Quizzes, coxcombs and old grey ponies. Discussig the novels of Jane Austen within the context of the Georgian Era.
Wednesday, 13 June 2007
Sex in the Park. Mansfield Park. Part Three.
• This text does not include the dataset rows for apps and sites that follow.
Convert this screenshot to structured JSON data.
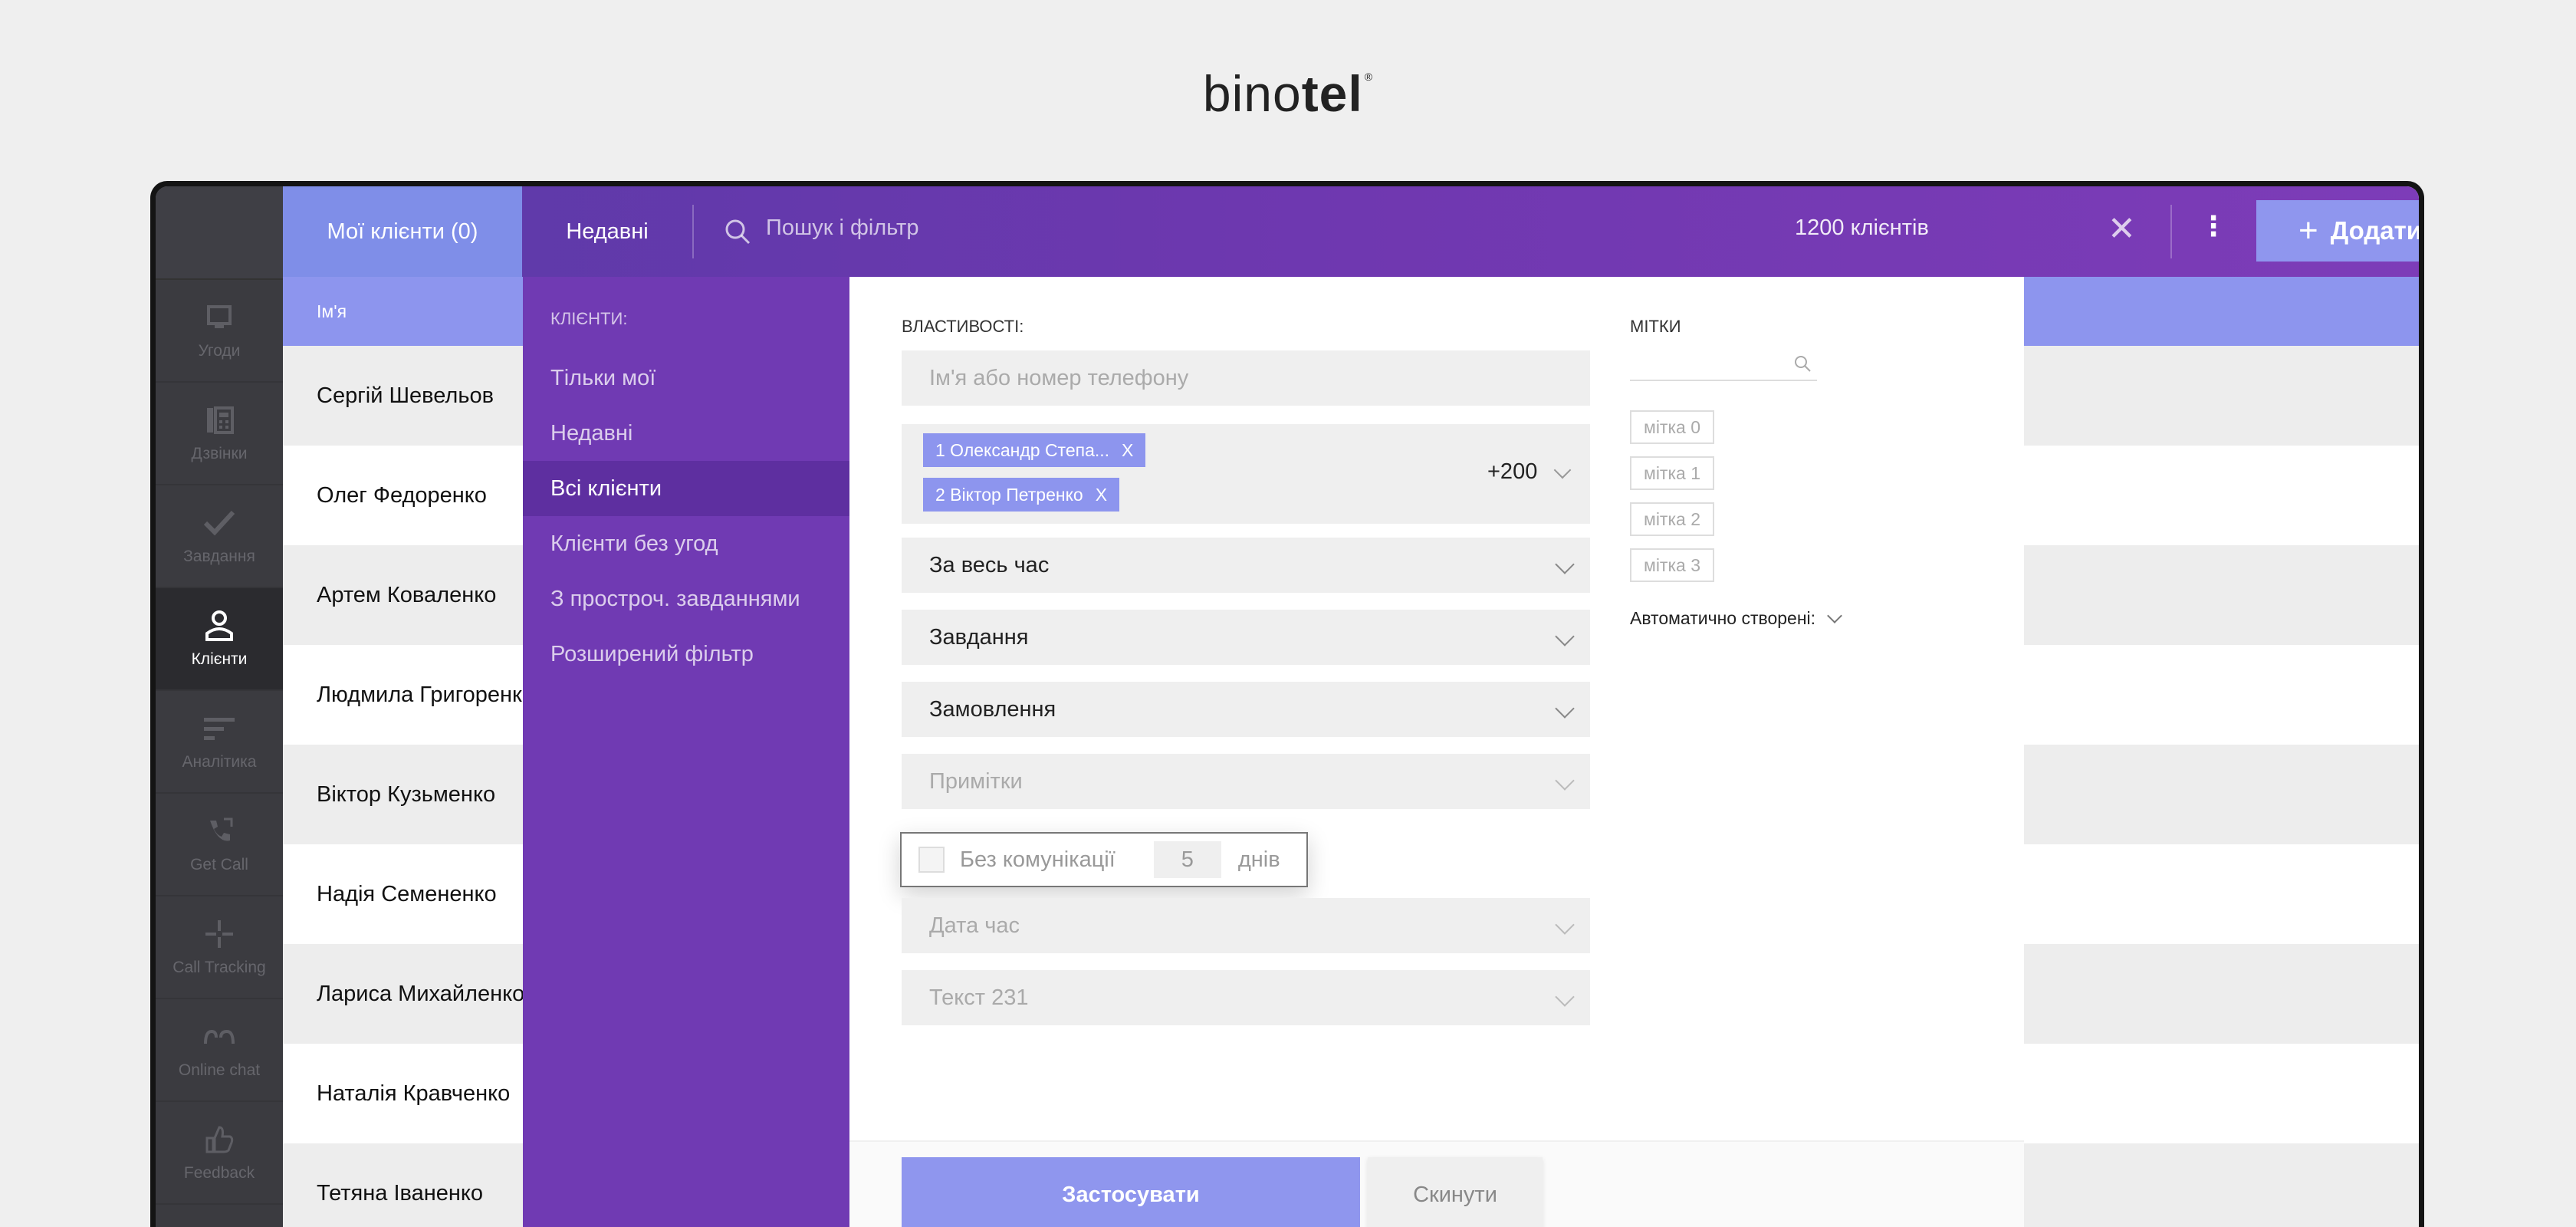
{
  "brand": {
    "logo_light": "bino",
    "logo_bold": "tel",
    "logo_mark": "®"
  },
  "nav": {
    "items": [
      {
        "label": "Угоди",
        "icon": "deals-icon"
      },
      {
        "label": "Дзвінки",
        "icon": "calls-icon"
      },
      {
        "label": "Завдання",
        "icon": "tasks-icon"
      },
      {
        "label": "Клієнти",
        "icon": "clients-icon",
        "active": true
      },
      {
        "label": "Аналітика",
        "icon": "analytics-icon"
      },
      {
        "label": "Get Call",
        "icon": "get-call-icon"
      },
      {
        "label": "Call Tracking",
        "icon": "call-tracking-icon"
      },
      {
        "label": "Online chat",
        "icon": "online-chat-icon"
      },
      {
        "label": "Feedback",
        "icon": "feedback-icon"
      }
    ]
  },
  "topbar": {
    "tab_my": "Мої клієнти (0)",
    "tab_recent": "Недавні",
    "search_placeholder": "Пошук і фільтр",
    "count": "1200 клієнтів",
    "add_label": "Додати клієнта"
  },
  "list": {
    "header": "Ім'я",
    "rows": [
      "Сергій Шевельов",
      "Олег Федоренко",
      "Артем Коваленко",
      "Людмила Григоренко",
      "Віктор Кузьменко",
      "Надія Семененко",
      "Лариса Михайленко",
      "Наталія Кравченко",
      "Тетяна Іваненко"
    ]
  },
  "filters": {
    "title": "Клієнти:",
    "items": [
      {
        "label": "Тільки мої"
      },
      {
        "label": "Недавні"
      },
      {
        "label": "Всі клієнти",
        "active": true
      },
      {
        "label": "Клієнти без угод"
      },
      {
        "label": "З простроч. завданнями"
      },
      {
        "label": "Розширений фільтр"
      }
    ]
  },
  "properties": {
    "title": "ВЛАСТИВОСТІ:",
    "name_placeholder": "Ім'я або номер телефону",
    "chips": [
      "1 Олександр Степа...",
      "2 Віктор Петренко"
    ],
    "chip_close": "X",
    "more_count": "+200",
    "period": "За весь час",
    "tasks": "Завдання",
    "orders": "Замовлення",
    "notes": "Примітки",
    "no_communication": "Без комунікації",
    "days_value": "5",
    "days_label": "днів",
    "datetime": "Дата час",
    "text_field": "Текст 231"
  },
  "marks": {
    "title": "МІТКИ",
    "items": [
      "мітка 0",
      "мітка 1",
      "мітка 2",
      "мітка 3"
    ],
    "auto_created": "Автоматично створені:"
  },
  "actions": {
    "apply": "Застосувати",
    "reset": "Скинути"
  }
}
There is no sexual deviance under the roofs of the Mansfield rooms, naturally. Woe betide the unthinking young Master or Miss who has misbehaved under Sir Thomas’ delicate watch. The extravagant ways of his son and heir Tom Bertram causes Sir Thomas much grief, and his drinking, gambling, partying and general gadding about like a young, rich & fashionable man about town has cost so much money as to necessitate the selling of the chief Mansfield living to Dr Grant. But Tom’s antics never include the lecherous. There is never a hint of womanizing, of a seduction or even of flirtations. Tom could have been as sexually careless as Sense & Sensibility’s blackguard Willoughby if he’d chosen to and without any real consequence, but never in his father’s reproaches or in his own stories is any such behavior alluded to. Similarly, the others who dwell peacefully at Mansfield all have their faults, except Fanny of course, but none of these faults are of a sexual nature. The girls are chaste; the wives are well behaved, Edmund is intellectual and the old boys are respectable. Because sex is the defining moral point of Mansfield Park, the line that deems a character irredeemable once it has been crossed. Their great moderator Sir Thomas is called away to far off Antigua and his departure is followed by the arrival at the parsonage of the delightful and charming Mary and Henry Crawford, brother and sister to Mrs Grant. And, delightful and charming though they are, the Crawfords' vanity, self-obsession and potent sexuality wreck havoc with the once dormant desires of the residents of Mansfield.